Start of Block
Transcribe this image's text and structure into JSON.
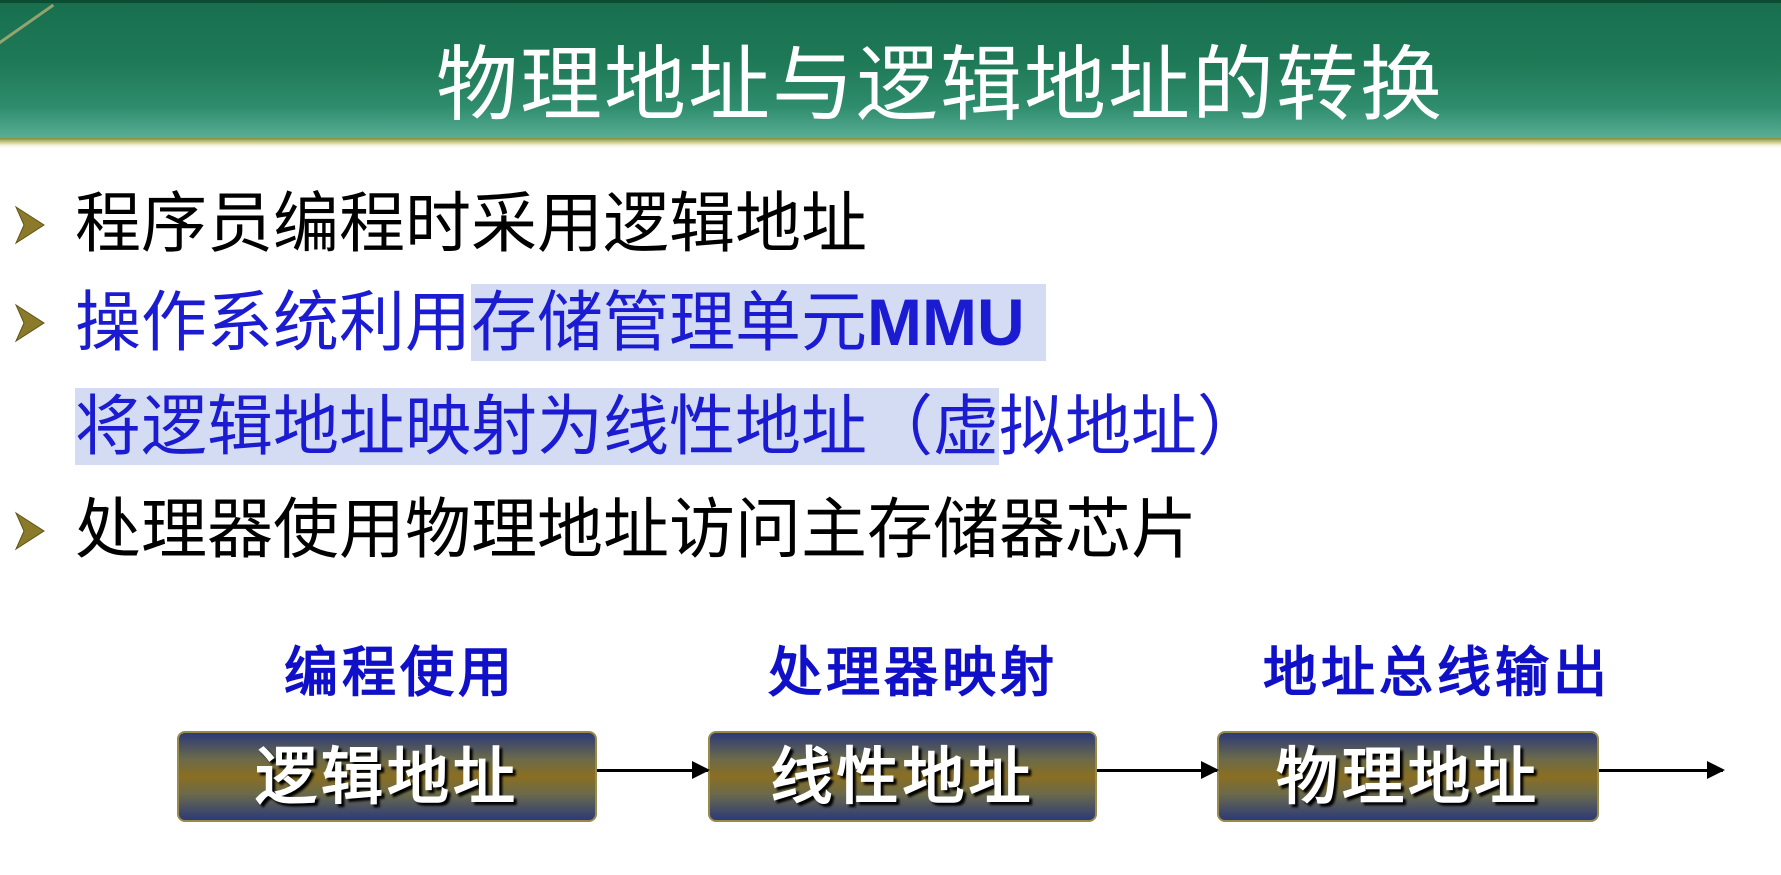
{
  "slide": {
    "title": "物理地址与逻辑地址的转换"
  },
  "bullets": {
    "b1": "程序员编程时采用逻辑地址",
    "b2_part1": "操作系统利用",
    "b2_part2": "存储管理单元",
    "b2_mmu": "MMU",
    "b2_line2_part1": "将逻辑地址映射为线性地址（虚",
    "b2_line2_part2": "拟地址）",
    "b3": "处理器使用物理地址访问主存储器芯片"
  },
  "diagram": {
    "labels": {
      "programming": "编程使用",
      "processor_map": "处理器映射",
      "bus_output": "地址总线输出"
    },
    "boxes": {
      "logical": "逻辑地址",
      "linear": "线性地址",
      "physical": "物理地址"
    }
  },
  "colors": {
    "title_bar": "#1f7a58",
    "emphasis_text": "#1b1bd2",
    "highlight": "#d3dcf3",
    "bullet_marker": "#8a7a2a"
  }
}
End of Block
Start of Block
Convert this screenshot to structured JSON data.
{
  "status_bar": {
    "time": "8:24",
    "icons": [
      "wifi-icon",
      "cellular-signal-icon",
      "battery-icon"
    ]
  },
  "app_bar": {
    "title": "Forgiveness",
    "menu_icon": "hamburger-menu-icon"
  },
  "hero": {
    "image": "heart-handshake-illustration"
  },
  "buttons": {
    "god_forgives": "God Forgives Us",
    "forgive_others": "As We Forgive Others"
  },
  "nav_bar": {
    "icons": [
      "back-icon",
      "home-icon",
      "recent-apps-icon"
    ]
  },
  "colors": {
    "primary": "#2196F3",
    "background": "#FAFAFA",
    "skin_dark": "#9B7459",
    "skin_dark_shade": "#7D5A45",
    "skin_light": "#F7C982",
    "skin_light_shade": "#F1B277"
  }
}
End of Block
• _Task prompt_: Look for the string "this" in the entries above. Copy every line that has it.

• _Task answer_:
Transcribe this image's text and structure into JSON.
Convert this screenshot to structured JSON data.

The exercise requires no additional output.